ABOUT THIS TASK: Where does the word "sauce" show up in the data? Please find each such line and copy it.

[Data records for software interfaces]

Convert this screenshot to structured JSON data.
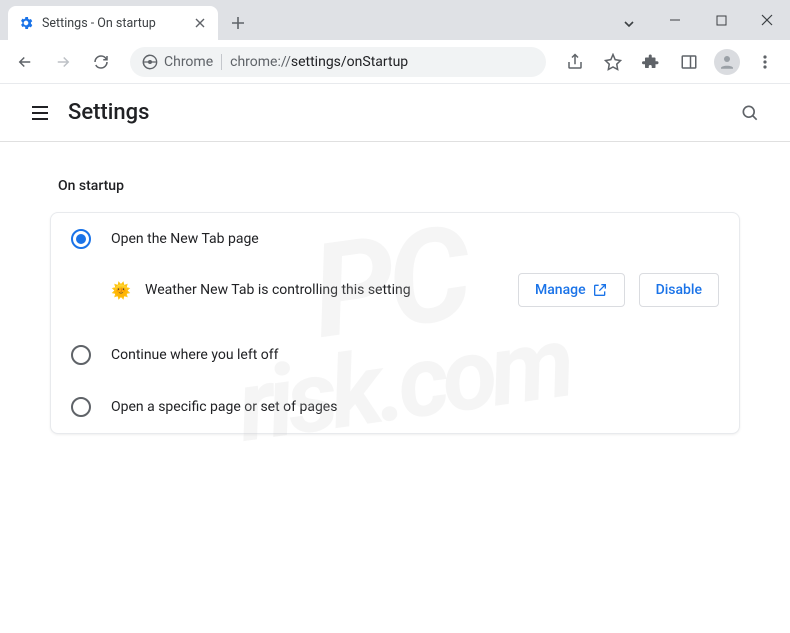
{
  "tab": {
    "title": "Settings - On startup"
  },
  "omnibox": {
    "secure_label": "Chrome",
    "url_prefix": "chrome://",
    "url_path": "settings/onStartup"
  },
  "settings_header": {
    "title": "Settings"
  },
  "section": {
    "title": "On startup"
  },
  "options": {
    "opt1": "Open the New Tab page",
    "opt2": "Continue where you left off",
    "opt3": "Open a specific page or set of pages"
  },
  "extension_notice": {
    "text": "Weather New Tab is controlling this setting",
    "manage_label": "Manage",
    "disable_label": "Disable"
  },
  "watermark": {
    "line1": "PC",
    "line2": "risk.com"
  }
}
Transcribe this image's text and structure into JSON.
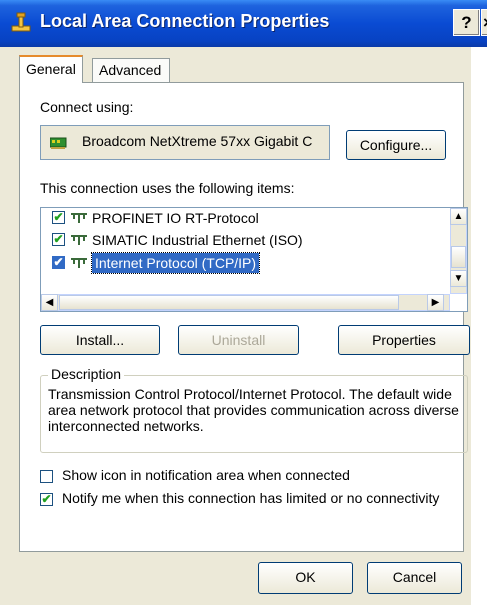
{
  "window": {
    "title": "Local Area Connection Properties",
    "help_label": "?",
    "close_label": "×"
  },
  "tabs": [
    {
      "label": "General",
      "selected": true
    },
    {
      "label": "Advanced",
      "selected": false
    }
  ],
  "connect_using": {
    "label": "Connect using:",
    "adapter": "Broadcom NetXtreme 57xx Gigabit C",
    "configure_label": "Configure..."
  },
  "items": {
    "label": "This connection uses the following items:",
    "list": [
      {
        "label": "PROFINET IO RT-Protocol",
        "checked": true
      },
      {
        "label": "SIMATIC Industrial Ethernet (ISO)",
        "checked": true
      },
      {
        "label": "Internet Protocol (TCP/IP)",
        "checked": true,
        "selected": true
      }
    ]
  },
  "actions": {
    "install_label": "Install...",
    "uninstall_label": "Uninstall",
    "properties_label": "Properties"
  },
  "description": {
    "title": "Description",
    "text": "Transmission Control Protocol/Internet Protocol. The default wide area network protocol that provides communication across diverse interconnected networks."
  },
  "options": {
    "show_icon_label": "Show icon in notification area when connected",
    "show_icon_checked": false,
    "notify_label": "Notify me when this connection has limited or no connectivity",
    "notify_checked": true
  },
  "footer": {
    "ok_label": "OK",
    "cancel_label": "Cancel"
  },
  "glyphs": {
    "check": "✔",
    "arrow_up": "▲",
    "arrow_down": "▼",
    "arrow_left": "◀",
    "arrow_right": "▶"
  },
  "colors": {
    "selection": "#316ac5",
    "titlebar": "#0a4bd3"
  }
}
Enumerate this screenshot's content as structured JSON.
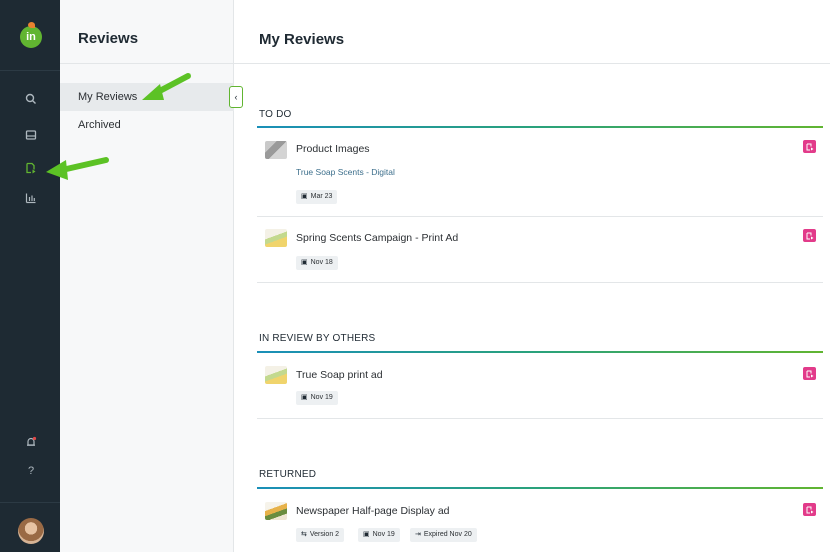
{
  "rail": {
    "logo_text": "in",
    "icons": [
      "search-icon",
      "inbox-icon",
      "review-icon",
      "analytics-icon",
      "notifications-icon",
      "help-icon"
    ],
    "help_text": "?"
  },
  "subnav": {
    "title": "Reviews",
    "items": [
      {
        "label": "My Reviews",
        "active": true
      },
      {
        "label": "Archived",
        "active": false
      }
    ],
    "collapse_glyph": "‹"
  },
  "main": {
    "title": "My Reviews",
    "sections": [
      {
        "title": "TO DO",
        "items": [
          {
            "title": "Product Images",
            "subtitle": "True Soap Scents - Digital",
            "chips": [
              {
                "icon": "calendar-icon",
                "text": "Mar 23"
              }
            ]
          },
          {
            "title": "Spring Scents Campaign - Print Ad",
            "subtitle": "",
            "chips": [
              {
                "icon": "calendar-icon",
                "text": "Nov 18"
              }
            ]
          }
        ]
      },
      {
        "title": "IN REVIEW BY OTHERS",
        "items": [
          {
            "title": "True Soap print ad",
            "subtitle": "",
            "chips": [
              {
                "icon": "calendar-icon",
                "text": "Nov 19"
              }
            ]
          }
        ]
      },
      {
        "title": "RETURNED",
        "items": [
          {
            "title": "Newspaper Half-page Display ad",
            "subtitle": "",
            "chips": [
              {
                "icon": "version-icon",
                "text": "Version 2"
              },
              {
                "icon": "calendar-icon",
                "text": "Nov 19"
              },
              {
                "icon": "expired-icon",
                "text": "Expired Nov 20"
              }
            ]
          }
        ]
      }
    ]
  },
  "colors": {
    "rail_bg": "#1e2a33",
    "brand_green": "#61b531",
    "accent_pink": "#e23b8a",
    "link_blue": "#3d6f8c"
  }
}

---

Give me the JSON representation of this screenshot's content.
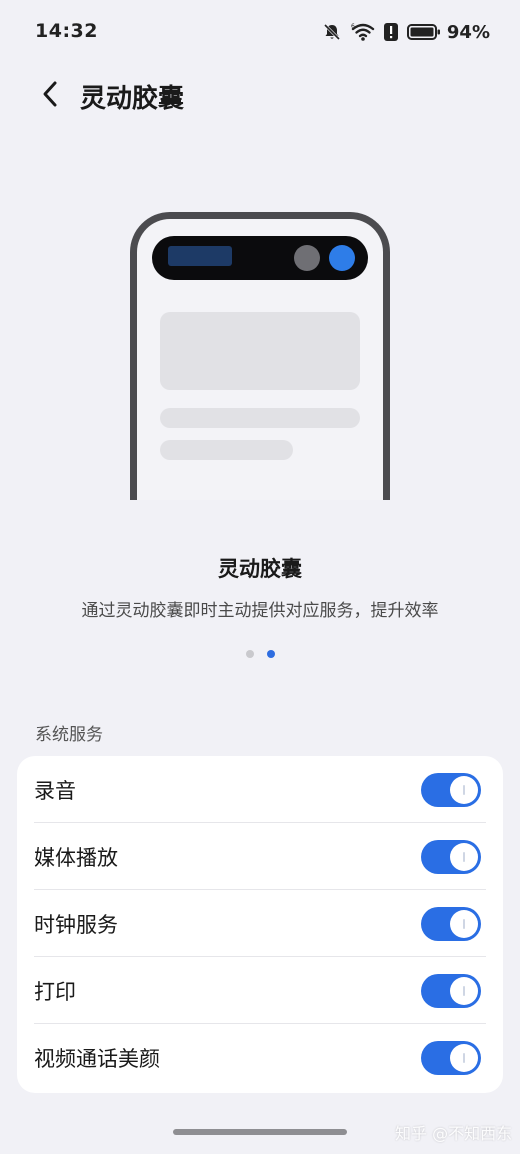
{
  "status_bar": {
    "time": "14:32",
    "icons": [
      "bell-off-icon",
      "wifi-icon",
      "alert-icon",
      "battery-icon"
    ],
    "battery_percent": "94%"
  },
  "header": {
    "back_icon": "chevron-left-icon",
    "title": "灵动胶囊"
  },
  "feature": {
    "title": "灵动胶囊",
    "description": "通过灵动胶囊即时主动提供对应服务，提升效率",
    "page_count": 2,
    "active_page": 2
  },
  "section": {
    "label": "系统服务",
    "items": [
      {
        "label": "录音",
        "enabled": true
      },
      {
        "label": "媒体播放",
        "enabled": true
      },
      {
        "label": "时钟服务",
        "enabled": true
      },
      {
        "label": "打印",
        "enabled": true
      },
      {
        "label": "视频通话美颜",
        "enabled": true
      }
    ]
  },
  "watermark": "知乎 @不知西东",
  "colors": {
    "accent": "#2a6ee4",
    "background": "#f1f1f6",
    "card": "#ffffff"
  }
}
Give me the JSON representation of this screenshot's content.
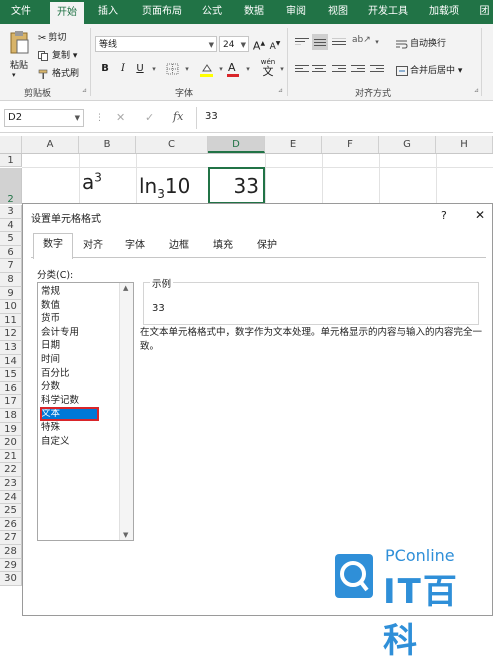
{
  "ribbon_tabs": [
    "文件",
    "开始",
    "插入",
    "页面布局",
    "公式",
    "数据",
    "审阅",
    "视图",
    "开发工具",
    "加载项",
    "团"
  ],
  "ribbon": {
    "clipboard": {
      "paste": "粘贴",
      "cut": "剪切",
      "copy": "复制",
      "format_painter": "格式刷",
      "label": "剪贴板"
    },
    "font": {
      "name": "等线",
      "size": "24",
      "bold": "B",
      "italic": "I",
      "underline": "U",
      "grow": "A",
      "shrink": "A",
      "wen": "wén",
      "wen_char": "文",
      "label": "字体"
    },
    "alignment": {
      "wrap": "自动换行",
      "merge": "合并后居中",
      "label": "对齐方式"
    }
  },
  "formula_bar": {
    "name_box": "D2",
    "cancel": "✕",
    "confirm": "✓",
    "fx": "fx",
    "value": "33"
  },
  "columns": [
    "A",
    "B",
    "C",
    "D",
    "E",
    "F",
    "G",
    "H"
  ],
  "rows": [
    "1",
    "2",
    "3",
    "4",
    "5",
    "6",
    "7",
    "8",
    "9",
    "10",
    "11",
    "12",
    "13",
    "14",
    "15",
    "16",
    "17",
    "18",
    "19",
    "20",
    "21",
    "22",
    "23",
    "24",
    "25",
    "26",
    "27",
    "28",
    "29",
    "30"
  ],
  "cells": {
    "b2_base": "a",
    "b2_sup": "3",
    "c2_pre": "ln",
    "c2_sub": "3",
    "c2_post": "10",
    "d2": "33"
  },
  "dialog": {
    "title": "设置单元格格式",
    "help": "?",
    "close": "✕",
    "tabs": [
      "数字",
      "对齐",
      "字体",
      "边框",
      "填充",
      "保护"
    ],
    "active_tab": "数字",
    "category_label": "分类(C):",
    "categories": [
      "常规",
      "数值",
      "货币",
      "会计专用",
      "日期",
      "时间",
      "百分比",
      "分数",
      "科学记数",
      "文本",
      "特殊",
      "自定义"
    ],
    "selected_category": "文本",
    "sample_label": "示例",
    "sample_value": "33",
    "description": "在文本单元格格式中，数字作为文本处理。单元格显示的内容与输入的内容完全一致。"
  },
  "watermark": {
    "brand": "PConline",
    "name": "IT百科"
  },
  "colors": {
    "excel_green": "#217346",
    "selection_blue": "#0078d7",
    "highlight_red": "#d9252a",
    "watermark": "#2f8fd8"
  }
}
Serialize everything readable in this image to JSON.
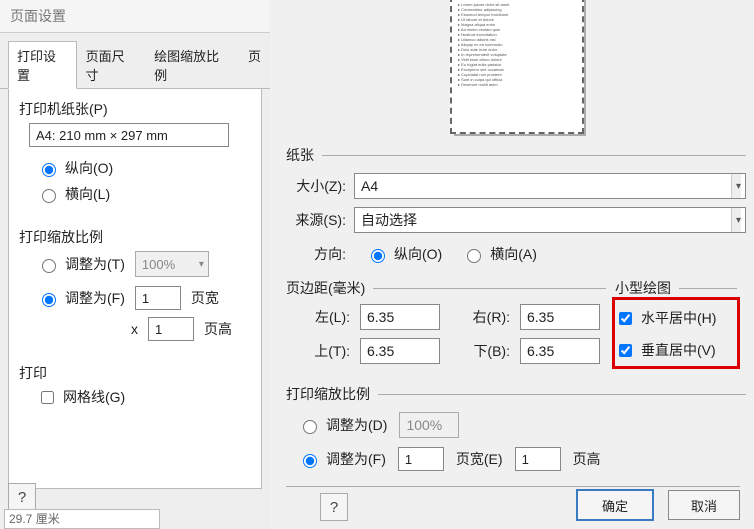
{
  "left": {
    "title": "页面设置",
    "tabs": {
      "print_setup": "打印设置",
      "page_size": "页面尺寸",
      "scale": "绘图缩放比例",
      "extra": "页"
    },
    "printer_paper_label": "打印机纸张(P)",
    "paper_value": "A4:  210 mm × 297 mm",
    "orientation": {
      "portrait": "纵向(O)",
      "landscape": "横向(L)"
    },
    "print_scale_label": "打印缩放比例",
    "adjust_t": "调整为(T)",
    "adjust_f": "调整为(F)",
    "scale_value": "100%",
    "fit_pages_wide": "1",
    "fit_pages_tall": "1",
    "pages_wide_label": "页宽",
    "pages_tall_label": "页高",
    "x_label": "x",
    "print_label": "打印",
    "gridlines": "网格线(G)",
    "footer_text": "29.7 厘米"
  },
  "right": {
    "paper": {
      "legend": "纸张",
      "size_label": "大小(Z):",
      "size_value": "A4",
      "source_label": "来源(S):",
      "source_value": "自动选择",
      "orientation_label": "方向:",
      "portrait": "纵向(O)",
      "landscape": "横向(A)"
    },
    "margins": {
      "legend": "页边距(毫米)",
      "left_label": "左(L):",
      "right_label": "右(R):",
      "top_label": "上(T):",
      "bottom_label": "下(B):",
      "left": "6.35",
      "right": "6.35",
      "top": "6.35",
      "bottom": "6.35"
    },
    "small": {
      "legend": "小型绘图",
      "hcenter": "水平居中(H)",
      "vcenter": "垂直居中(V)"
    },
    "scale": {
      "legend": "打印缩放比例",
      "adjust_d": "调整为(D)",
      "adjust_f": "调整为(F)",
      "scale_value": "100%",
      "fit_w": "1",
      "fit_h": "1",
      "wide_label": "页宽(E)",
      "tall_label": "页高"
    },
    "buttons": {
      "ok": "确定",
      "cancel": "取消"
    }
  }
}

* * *

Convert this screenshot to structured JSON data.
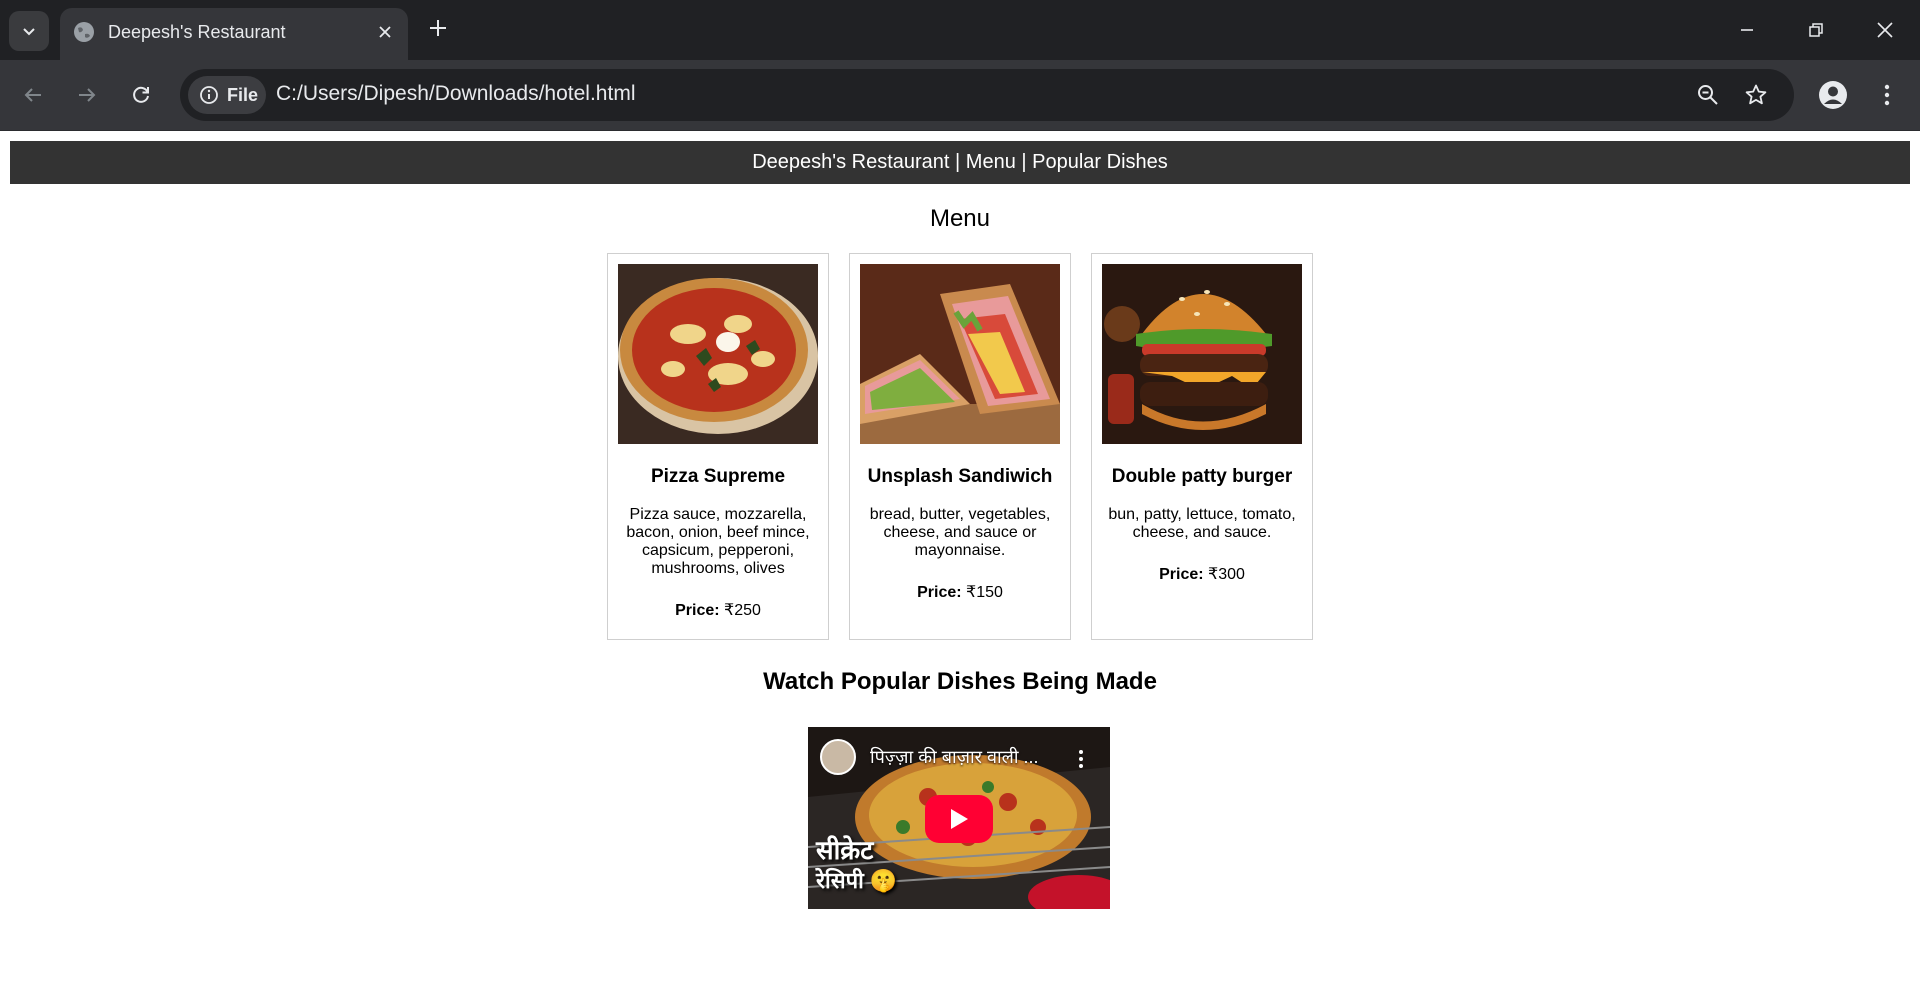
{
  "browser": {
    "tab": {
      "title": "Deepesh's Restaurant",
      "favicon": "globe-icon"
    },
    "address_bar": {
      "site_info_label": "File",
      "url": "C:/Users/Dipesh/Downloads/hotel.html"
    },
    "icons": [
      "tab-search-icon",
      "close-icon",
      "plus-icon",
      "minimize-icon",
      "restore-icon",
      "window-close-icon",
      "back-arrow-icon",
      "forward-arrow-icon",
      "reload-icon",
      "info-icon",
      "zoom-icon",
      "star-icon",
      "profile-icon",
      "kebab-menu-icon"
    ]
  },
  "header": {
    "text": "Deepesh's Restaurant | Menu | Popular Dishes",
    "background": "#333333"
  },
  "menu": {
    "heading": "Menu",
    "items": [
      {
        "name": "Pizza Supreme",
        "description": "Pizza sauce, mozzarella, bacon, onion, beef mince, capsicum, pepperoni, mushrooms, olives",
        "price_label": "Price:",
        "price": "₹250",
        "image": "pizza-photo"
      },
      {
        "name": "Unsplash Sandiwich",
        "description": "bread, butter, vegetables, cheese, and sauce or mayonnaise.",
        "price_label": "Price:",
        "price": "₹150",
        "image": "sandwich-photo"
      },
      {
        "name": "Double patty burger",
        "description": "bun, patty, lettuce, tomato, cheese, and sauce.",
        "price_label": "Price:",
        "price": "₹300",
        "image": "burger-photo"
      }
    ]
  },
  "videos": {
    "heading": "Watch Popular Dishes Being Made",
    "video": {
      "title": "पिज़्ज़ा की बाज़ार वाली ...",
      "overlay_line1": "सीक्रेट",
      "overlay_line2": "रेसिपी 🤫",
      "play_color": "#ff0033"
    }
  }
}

YOUR SOLUTION:
        "description": "Pizza sauce, mozzarella, bacon, onion, beef mince, capsicum, pepperoni, mushrooms, olives",
        "description": "bread, butter, vegetables, cheese, and sauce or mayonnaise.",
        "description": "bun, patty, lettuce, tomato, cheese, and sauce.",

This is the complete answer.